**What you should do**
Each line of the records below that holds "tCButton" should be copied out.
Supplied records below:
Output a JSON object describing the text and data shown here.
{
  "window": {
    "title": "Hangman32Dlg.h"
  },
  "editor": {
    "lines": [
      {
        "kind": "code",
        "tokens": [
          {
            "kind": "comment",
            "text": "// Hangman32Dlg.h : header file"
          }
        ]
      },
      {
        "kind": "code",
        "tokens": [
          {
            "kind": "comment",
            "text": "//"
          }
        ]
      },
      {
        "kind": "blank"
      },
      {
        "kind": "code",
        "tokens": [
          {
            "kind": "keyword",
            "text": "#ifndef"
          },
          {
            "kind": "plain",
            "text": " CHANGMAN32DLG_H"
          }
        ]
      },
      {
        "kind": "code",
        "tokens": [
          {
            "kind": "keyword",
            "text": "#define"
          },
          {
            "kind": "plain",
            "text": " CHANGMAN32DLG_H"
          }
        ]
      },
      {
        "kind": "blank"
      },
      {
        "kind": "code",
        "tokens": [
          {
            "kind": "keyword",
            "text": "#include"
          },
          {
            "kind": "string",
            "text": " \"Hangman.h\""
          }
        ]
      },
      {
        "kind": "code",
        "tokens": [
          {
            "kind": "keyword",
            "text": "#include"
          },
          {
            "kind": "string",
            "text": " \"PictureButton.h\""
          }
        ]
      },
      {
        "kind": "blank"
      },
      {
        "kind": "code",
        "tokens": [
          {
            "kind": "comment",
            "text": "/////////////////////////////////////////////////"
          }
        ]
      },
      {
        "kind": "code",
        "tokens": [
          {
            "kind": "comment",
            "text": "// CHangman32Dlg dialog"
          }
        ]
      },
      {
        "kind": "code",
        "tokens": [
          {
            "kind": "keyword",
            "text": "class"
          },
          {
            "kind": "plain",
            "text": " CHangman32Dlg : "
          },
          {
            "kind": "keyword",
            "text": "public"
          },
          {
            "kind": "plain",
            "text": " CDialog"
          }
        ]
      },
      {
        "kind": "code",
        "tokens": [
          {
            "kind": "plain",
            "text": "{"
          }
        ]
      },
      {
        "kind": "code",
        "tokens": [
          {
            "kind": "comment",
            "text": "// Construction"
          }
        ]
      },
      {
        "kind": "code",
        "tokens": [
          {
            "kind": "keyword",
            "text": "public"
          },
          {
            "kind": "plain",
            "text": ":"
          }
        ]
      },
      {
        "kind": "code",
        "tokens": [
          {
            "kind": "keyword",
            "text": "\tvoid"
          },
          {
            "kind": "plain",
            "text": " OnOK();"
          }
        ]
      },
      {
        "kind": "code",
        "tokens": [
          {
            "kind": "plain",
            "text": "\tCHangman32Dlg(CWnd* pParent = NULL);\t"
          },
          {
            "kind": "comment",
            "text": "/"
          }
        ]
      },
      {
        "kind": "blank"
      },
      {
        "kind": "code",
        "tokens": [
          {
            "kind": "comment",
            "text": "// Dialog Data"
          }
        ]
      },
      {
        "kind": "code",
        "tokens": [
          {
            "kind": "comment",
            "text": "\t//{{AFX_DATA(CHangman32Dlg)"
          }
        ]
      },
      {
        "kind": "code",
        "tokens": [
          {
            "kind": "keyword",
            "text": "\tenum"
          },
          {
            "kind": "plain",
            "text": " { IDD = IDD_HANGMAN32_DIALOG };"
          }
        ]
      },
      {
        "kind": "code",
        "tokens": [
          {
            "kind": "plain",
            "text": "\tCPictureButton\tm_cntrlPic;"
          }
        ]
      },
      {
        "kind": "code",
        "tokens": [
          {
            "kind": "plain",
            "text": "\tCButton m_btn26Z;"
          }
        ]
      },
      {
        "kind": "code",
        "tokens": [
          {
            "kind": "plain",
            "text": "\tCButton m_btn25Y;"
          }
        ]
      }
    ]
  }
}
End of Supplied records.
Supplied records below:
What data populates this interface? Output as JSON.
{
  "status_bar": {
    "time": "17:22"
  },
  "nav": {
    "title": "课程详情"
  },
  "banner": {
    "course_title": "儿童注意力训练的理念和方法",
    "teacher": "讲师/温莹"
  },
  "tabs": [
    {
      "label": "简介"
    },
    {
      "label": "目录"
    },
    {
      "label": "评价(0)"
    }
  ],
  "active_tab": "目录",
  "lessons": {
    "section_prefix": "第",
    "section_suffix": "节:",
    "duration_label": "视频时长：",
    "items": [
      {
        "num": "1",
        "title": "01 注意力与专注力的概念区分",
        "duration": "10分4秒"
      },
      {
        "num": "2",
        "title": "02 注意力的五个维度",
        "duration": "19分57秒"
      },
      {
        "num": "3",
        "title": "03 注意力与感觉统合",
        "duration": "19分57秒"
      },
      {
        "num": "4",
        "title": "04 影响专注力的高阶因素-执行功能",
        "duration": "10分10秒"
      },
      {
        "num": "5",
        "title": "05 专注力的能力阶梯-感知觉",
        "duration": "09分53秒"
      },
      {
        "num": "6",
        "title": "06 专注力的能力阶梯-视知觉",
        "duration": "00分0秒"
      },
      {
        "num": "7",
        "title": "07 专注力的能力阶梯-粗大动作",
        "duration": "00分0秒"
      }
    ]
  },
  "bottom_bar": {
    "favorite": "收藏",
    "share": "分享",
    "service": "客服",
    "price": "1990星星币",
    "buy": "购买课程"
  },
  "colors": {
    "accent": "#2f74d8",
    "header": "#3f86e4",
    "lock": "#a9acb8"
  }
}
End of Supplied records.
**Your solution**
            "text": "\tCButton m_btn26Z;"
            "text": "\tCButton m_btn25Y;"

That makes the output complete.